Bo taught me that A’s aren’t the standard and neither is perfection. He showed me that it’s the struggle, the risk, the daring to do something you can’t even believe you can do that’s the sweet spot in life. He pointed out that I already knew how to take risks and that I didn’t even notice when I accomplished amazing things at work. He helped me own my own foundation.

Keep going

Luckily for me, when I lost Bo and was faced with re-invention again (is that redundant?), I knew I could both find those spaces and survive the mistakes – no matter how big. I’d already dealt with the high stakes nature of the gambles we took in our careers during our marriage and I was still standing. I was so much stronger than when we started out.

So, I kept going. I kept going because I had a foundation of stone. Granite. Like Stone Mountain. First there was everything I learned from Bo that I fully owned. During the worst times, my family and friends kept me standing. Sometimes I needed unimaginable amounts of support – and I received it without even asking. Sometimes all I needed was a nudge to get to the next thing – and I got it. I still do.

Renovating our foundations

Then something happened that I didn’t fully anticipate. There were new faces in my life. As I moved from teaching to coaching, I found new faces to support and nudge me along. And gradually, I built an even bigger, stronger foundation.

Oh, did you catch that? I built a stronger foundation. Hmmmm. I did that. It wasn’t an accident. I went out, took the risk of going to new places to meet new people, and created an even stronger foundation along the way. Even better, many of my old faces are right here with me now, cheering and prodding and supporting me as I move through this version of my life.

And the line “She knows the high stakes”? I do know the high stakes. I know that there are no higher stakes than risking living fully into ourselves, owning our own potential, intentionally renovating our foundation as needed.

Re-invention is a choice

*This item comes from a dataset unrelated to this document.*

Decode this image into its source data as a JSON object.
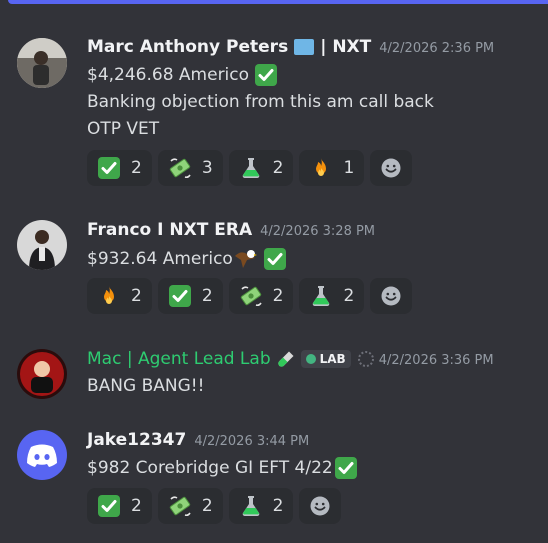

The great gift of choice is that when we recognize that what’s at stake for us is our vision of the life we want, we can find those spaces, make those mistakes, and arrive at the next version of ourselves. And, we can rest assured that when it’s time to choose our next destination, our next chapter, we will know what to do.

Maybe I’ll add Wide Open Spaces to all of my exercise playlists….

Be ferocious,

Becky

Wide Open Spaces

Lyrics by Susan Gibson
Recorded by the Dixie Chicks

Who doesn’t know what I’m talking about

Who’s never left home, who’s never struck out

To find a dream and a life of their own

A place in the clouds, a foundation of stone

 

Many precede and many will follow

A young girl’s dreams no longer hollow

It takes the shape of a place out west

But what it holds for her, she hasn’t yet guessed

 

She needs wide open spaces

Room to make her big mistakes

She needs new faces

She knows the high stakes

 

She traveled this road as a child

Wide eyed and grinning, she never tired

But now she won’t be coming back with the rest

If these are life’s lessons, she’ll take this test

 

She needs wide open spaces

Room to make her big mistakes

She needs new faces

She knows the high stakes

 

As her folks drive away her dad yells, “Check the oil!”

Mom stares out the window and says, “I’m leaving my girl”

She said, “It didn’t seem like that long ago”

When she stood there and let her own folks know

 

She needed wide open spaces

Room to make her big mistakes

She needs new faces

She knows the high stakes

 

She knows the highest stakes

She knows the highest stakes

She knows the highest stakes